Exercise requirements –
Your task is to find every line of the data that holds the string "anual" and copy it.

Provided data –
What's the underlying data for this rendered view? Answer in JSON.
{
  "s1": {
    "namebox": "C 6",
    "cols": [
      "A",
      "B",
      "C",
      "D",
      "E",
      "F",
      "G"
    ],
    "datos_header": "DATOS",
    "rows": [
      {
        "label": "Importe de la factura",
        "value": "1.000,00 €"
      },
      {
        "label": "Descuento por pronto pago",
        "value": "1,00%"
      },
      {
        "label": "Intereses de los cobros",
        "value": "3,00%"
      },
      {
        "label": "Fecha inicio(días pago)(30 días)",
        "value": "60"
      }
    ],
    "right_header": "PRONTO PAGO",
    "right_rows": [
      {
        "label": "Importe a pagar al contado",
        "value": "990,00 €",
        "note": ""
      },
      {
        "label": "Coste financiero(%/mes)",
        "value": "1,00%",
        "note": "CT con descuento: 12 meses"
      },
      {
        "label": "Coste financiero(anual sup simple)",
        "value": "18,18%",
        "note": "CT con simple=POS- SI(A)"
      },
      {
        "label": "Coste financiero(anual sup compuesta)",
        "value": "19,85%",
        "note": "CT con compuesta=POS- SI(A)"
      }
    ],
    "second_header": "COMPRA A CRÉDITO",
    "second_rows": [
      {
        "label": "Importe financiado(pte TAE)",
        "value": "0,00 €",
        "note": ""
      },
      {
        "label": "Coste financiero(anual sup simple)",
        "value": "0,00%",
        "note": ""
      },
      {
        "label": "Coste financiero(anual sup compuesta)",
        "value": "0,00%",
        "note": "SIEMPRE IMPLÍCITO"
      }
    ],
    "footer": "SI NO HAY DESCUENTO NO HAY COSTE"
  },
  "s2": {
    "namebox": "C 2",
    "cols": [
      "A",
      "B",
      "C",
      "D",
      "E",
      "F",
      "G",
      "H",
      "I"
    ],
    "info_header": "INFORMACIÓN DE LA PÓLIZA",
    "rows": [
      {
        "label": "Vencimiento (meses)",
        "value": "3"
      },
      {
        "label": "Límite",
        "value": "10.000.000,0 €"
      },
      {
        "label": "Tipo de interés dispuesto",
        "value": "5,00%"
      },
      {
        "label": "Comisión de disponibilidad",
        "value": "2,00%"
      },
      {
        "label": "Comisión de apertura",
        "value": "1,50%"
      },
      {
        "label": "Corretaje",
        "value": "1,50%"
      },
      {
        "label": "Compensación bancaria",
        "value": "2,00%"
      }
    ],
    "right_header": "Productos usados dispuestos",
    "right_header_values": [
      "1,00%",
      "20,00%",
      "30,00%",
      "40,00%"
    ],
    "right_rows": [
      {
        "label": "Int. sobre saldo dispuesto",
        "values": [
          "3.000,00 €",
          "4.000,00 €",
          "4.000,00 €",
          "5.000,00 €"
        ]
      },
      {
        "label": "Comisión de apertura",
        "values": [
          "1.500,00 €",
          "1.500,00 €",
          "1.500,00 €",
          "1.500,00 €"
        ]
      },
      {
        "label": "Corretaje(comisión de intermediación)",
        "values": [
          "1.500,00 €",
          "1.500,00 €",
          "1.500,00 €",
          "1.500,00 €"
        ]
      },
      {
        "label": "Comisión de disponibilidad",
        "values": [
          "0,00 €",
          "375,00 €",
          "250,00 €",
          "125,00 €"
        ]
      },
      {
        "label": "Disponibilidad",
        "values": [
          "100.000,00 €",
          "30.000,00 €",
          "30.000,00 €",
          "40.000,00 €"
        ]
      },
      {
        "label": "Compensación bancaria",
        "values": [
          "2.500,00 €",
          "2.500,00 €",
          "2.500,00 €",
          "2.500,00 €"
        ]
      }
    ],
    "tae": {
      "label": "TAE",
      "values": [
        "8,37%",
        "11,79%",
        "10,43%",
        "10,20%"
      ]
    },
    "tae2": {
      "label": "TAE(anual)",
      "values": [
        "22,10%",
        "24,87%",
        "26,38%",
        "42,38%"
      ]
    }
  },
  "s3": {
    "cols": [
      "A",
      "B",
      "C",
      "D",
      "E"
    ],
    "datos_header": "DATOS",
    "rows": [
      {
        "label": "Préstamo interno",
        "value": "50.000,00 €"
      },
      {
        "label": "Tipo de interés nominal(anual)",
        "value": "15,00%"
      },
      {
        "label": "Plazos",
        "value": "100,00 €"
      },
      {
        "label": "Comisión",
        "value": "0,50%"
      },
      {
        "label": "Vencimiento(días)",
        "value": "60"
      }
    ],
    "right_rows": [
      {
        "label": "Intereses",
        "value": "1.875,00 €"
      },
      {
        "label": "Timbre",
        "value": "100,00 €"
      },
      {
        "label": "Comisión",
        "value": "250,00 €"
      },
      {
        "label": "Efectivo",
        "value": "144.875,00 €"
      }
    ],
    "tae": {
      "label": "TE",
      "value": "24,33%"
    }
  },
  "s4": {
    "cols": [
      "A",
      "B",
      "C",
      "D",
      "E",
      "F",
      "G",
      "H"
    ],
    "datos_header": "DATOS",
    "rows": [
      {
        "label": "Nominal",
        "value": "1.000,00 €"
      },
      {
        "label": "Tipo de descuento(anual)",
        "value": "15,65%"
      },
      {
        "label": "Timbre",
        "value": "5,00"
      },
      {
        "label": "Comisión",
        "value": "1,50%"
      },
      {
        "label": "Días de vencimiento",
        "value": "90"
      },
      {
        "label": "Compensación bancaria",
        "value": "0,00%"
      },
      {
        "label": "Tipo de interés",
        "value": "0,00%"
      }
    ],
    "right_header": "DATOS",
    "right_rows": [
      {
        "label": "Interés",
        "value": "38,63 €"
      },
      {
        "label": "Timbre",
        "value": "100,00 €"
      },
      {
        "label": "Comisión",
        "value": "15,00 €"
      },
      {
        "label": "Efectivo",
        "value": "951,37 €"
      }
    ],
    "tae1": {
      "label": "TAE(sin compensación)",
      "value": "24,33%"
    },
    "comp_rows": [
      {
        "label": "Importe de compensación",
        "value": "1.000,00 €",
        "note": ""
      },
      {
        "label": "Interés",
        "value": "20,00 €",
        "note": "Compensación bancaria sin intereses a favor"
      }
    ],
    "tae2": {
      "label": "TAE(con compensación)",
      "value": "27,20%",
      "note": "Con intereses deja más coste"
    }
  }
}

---

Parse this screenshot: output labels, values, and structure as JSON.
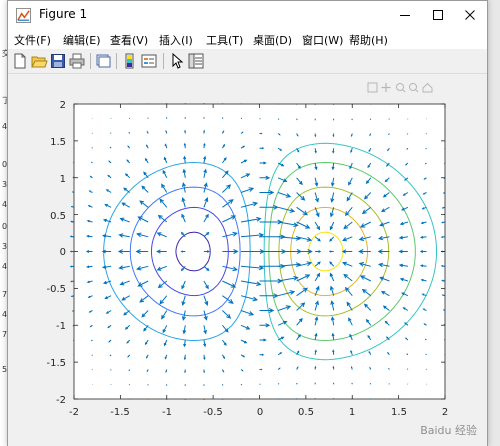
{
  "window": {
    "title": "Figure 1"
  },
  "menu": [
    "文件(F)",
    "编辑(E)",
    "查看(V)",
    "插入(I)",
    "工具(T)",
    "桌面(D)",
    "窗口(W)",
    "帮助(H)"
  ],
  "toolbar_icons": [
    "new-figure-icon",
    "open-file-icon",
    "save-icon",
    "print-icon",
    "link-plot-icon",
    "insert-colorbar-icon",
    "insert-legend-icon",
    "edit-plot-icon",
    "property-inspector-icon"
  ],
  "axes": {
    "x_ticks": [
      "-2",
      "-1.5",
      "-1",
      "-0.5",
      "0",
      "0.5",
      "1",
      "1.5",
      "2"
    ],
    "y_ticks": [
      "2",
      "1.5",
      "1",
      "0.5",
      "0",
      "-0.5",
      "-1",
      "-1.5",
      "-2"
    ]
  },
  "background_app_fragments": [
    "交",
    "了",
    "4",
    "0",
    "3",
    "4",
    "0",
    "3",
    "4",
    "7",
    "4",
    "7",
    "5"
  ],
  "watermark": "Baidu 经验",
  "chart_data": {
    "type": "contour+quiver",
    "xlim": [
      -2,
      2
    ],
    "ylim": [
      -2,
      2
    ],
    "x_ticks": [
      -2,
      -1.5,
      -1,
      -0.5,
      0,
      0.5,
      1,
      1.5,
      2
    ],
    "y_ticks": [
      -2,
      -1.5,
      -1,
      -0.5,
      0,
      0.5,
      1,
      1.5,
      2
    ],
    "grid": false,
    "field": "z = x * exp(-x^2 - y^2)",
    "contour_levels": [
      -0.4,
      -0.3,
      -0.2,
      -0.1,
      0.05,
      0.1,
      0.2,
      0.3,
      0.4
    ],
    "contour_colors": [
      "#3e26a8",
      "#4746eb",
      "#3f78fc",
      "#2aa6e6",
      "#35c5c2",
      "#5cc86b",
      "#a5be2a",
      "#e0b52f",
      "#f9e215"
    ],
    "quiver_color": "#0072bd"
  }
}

Answer for this exercise –
        "label": "Coste financiero(anual sup simple)",
        "label": "Coste financiero(anual sup compuesta)",
        "label": "Coste financiero(anual sup simple)",
        "label": "Coste financiero(anual sup compuesta)",
      "label": "TAE(anual)",
        "label": "Tipo de interés nominal(anual)",
        "label": "Tipo de descuento(anual)",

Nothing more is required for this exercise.